And he continues:
“WEPCO invokes mostly outdated and previouslyrejected logic in an attempt to convince the Commission to let it use its utility monopolyand mostly very limited customer choice to force customers to absorb risks in an unjustand unreasonable manner, which is contrary to economic and public policy objectives.”

 

  1. It is simply bad politics.

In recent years, political support for energy efficiency and renewable energy policy in Wisconsin has dried up. There is plenty of voiced support, but little will to be found in the majority party that controls all branches of government.

However, it is becoming more obvious that some within the party view the choice to not buy power and the choice to produce your own power as matters of economic liberty. The bipartisan efforts gaining momentum in neighboring states, strong public support, and recent quotes from national figures may also serve as a wake up call for fiscal conservatives and supporters of free enterprise.

As Barry Goldwater Jr. recently wrote:
“Utilities have added market barriers that prohibit businesses and homeowners from entering the market. They want to limit how people can use their property to generate their own electricity. And, they are attempting to tax the businesses and homeowners that do. These attacks are a blatant attempt to stifle competition in order to protect their monopolies and their bottom lines.”
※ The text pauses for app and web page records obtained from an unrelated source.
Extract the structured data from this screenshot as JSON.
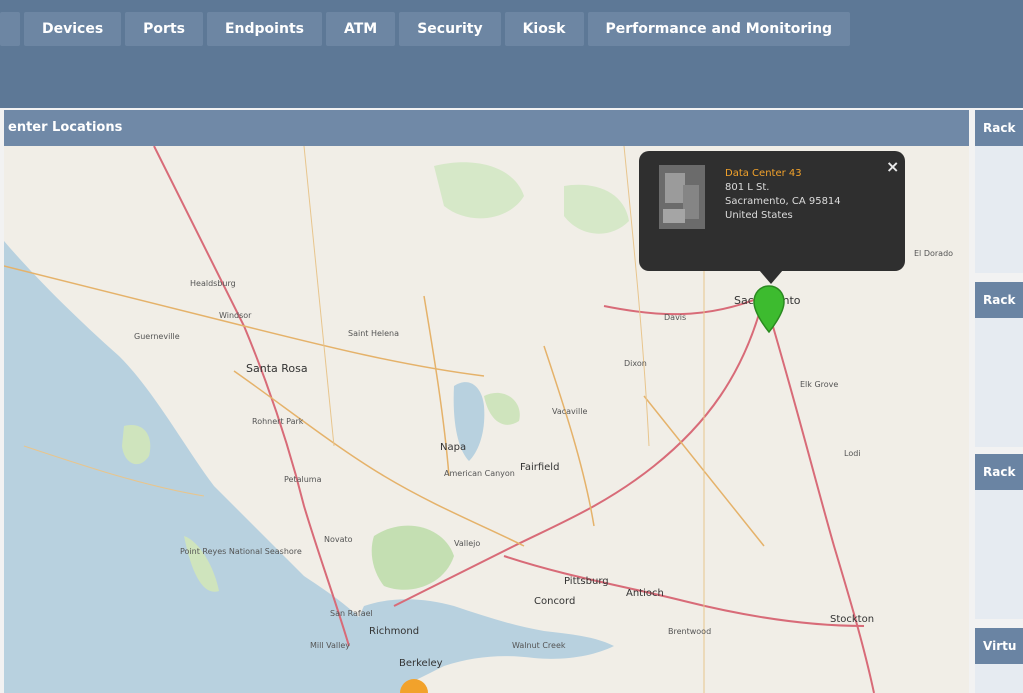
{
  "nav": {
    "tabs": [
      "Devices",
      "Ports",
      "Endpoints",
      "ATM",
      "Security",
      "Kiosk",
      "Performance and Monitoring"
    ]
  },
  "panel": {
    "title": "enter Locations"
  },
  "popup": {
    "name": "Data Center 43",
    "address_line1": "801 L St.",
    "address_line2": "Sacramento, CA 95814",
    "country": "United States",
    "close_label": "×"
  },
  "map": {
    "labels": [
      "Healdsburg",
      "Windsor",
      "Guerneville",
      "Santa Rosa",
      "Saint Helena",
      "Rohnert Park",
      "Napa",
      "Petaluma",
      "Vacaville",
      "Fairfield",
      "Davis",
      "Sacramento",
      "Elk Grove",
      "Lodi",
      "Vallejo",
      "Novato",
      "Pittsburg",
      "Antioch",
      "Concord",
      "Stockton",
      "Richmond",
      "Berkeley",
      "Walnut Creek",
      "Brentwood",
      "Mill Valley",
      "San Rafael",
      "Point Reyes National Seashore",
      "American Canyon",
      "Dixon",
      "El Dorado"
    ]
  },
  "right_panels": [
    {
      "title": "Rack"
    },
    {
      "title": "Rack"
    },
    {
      "title": "Rack"
    },
    {
      "title": "Virtu"
    }
  ],
  "colors": {
    "topbar": "#5d7896",
    "tab": "#6d86a3",
    "panel_header": "#7089a7",
    "pin": "#3dbb2f",
    "popup_bg": "#2f2f2f",
    "popup_name": "#f2a22b"
  }
}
The principal result of this lack of political will is poor planning. By ignoring the benefits of private investment in renewable energy and efficiency, we are missing opportunities and falling behind states and nations with a more reasoned approach. The proposals under consideration by the commission will lead us to a future with more limited options for how our electricity is produced and more limited influence over rules and regulations that define our energy choices.

  1. There are reasons to think that the proposals will be approved and utilities will pursue similar rules in other states.
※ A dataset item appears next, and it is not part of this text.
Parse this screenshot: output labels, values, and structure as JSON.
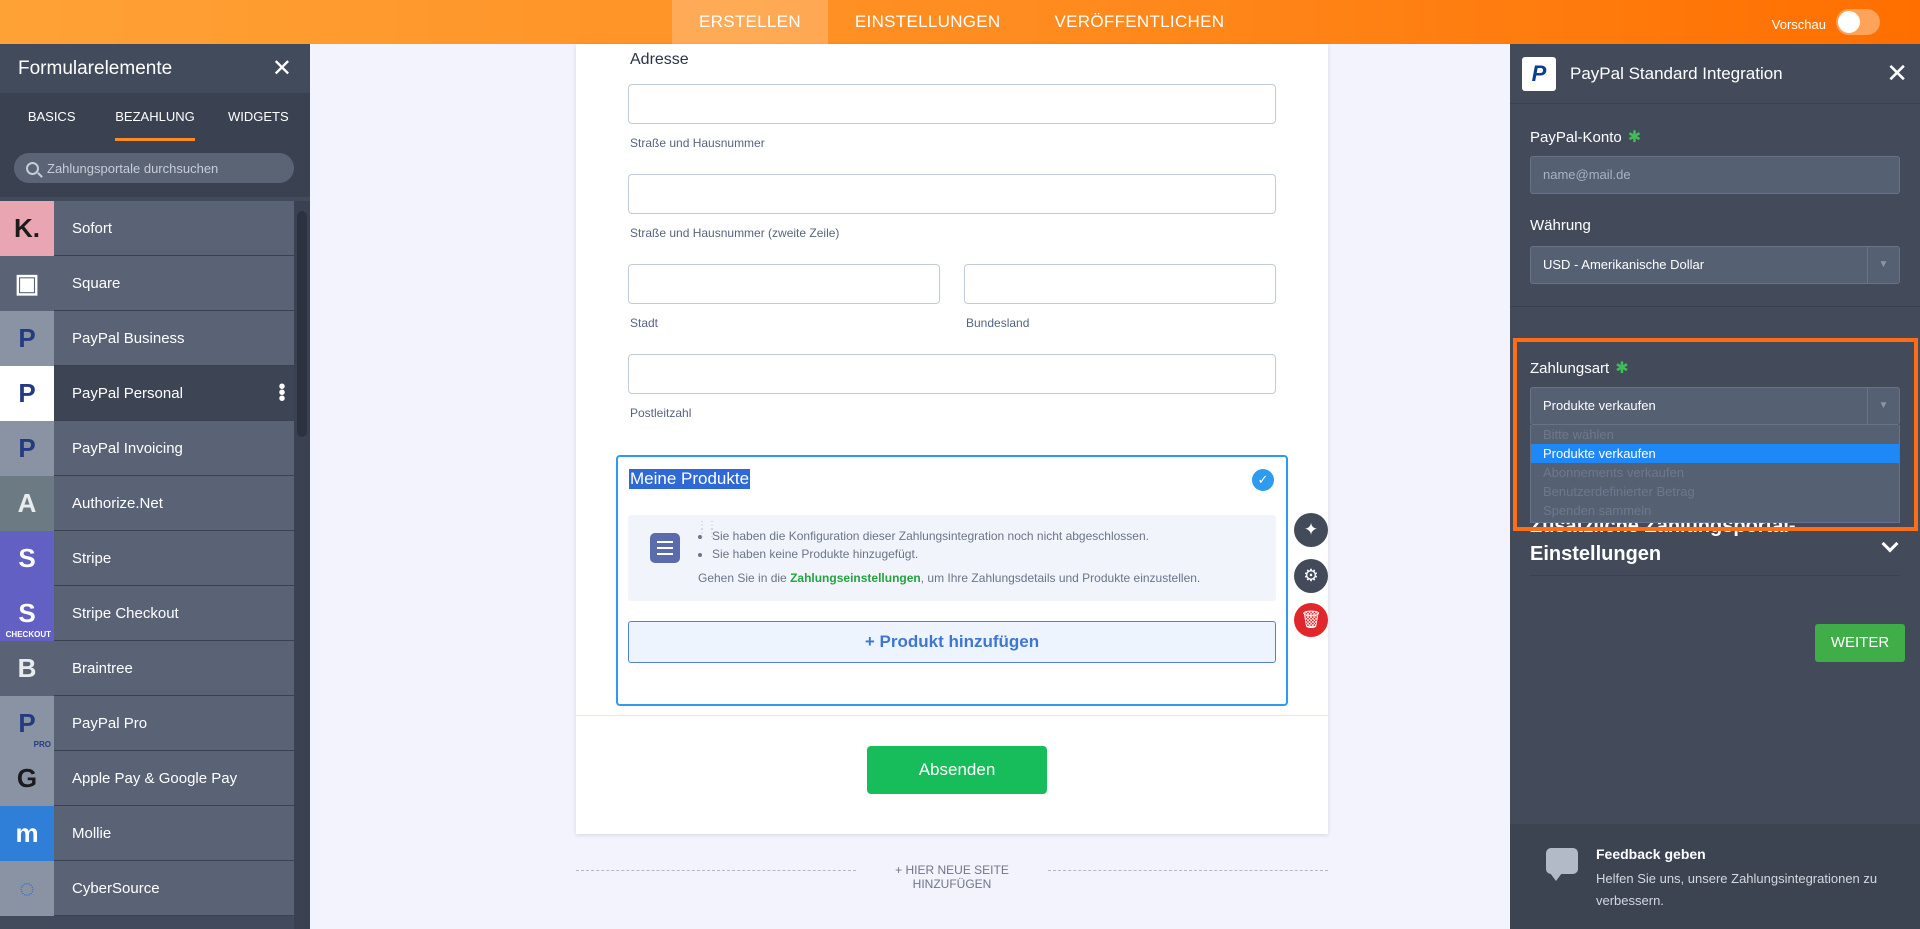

Households, small businesses, and large industries have often been on the same side when it comes to utility rate proposals before public utilities commissions. Utility shareholders are constantly pushing for rate increases (for them, higher rates translate to higher revenues). And energy users are constantly pushing for stable, predictable rates that facilitate good business planning.

With the current proposals, both the investor-owned utilities and the large industries will see financial benefits as costs are shifted to residential and small commercial customers. This new ‘team’ of big utility and big industry will manage the vast majority of political influence in this new debate.

With these proposals set to provide rate reductions to Wisconsin’s biggest energy users, it is worth noting that the top ranking aide at the WPSC moved to his current appointment directly from his job as head lobbyist for Wisconsin Manufacturers and Commerce, Wisconsin’s largest industry lobbying group.

If these reasons have you concerned about the future of energy efficiency, renewable energy, and the regulation of utilities in Wisconsin, now is a good time to take action by filing a public comment with the PSC, calling your local representative, and writing a letter to your local paper. Ask them to commission a study to determine the real value of efficiency and renewable energy for Wisconsin utilities and ratepayers. Other states have done so and have forwarded win-win policies that benefit all electric customers.

The Midwest Renewable Energy Association is a member of RE-AMP, which also publishes Midwest Energy News.

3 thoughts on “Commentary: Five reasons Wisconsin utility plans are bad for business

  1. Your article states that the value of solar studies in MN have identified a VOS higher than retail rate. I disagree with this assertion. While the formula has been agreed too, there is yet to be a VOS tariff approved by the commission for any utility. Furthermore, the most recent VOS calculation put forward by the Department of Commerce in Xcel’s Docket 13-867 asserts of a VOS for 2014 of .0984 per Kwh while the 2014 Xcel Retail Rate is .12 kwh per kwh.

  2. Thanks for your clarification. Much appreciated. I would think however, that the Department’s most recent calculation, which is lower, would hold more credence than a preliminary finding. However, I understand that this would not play as well with the premise of your argument.